[Excerpts from a dataset]

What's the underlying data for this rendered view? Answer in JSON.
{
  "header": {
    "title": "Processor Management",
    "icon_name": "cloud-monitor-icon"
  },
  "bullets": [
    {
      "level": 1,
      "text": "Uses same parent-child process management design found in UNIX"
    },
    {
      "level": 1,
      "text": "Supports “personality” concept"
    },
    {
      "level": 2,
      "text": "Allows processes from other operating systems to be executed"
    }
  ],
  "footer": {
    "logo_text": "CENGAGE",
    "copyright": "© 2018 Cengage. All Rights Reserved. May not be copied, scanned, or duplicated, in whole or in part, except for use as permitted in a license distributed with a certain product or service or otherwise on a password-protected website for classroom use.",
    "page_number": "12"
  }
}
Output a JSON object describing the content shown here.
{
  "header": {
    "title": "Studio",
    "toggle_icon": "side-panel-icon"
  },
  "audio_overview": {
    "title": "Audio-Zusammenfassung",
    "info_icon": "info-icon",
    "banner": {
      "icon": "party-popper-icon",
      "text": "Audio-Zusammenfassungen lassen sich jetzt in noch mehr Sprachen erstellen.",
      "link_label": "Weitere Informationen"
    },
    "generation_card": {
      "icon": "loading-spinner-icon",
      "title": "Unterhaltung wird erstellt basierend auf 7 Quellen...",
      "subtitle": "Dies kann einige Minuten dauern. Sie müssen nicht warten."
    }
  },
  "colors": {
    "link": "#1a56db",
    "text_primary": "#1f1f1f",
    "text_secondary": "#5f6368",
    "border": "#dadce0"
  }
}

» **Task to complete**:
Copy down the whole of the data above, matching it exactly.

» **Expected output**:
What's the underlying data for this rendered view? Answer in JSON.
{
  "header": {
    "title": "Processor Management",
    "icon_name": "cloud-monitor-icon"
  },
  "bullets": [
    {
      "level": 1,
      "text": "Uses same parent-child process management design found in UNIX"
    },
    {
      "level": 1,
      "text": "Supports “personality” concept"
    },
    {
      "level": 2,
      "text": "Allows processes from other operating systems to be executed"
    }
  ],
  "footer": {
    "logo_text": "CENGAGE",
    "copyright": "© 2018 Cengage. All Rights Reserved. May not be copied, scanned, or duplicated, in whole or in part, except for use as permitted in a license distributed with a certain product or service or otherwise on a password-protected website for classroom use.",
    "page_number": "12"
  }
}
Output a JSON object describing the content shown here.
{
  "header": {
    "title": "Studio",
    "toggle_icon": "side-panel-icon"
  },
  "audio_overview": {
    "title": "Audio-Zusammenfassung",
    "info_icon": "info-icon",
    "banner": {
      "icon": "party-popper-icon",
      "text": "Audio-Zusammenfassungen lassen sich jetzt in noch mehr Sprachen erstellen.",
      "link_label": "Weitere Informationen"
    },
    "generation_card": {
      "icon": "loading-spinner-icon",
      "title": "Unterhaltung wird erstellt basierend auf 7 Quellen...",
      "subtitle": "Dies kann einige Minuten dauern. Sie müssen nicht warten."
    }
  },
  "colors": {
    "link": "#1a56db",
    "text_primary": "#1f1f1f",
    "text_secondary": "#5f6368",
    "border": "#dadce0"
  }
}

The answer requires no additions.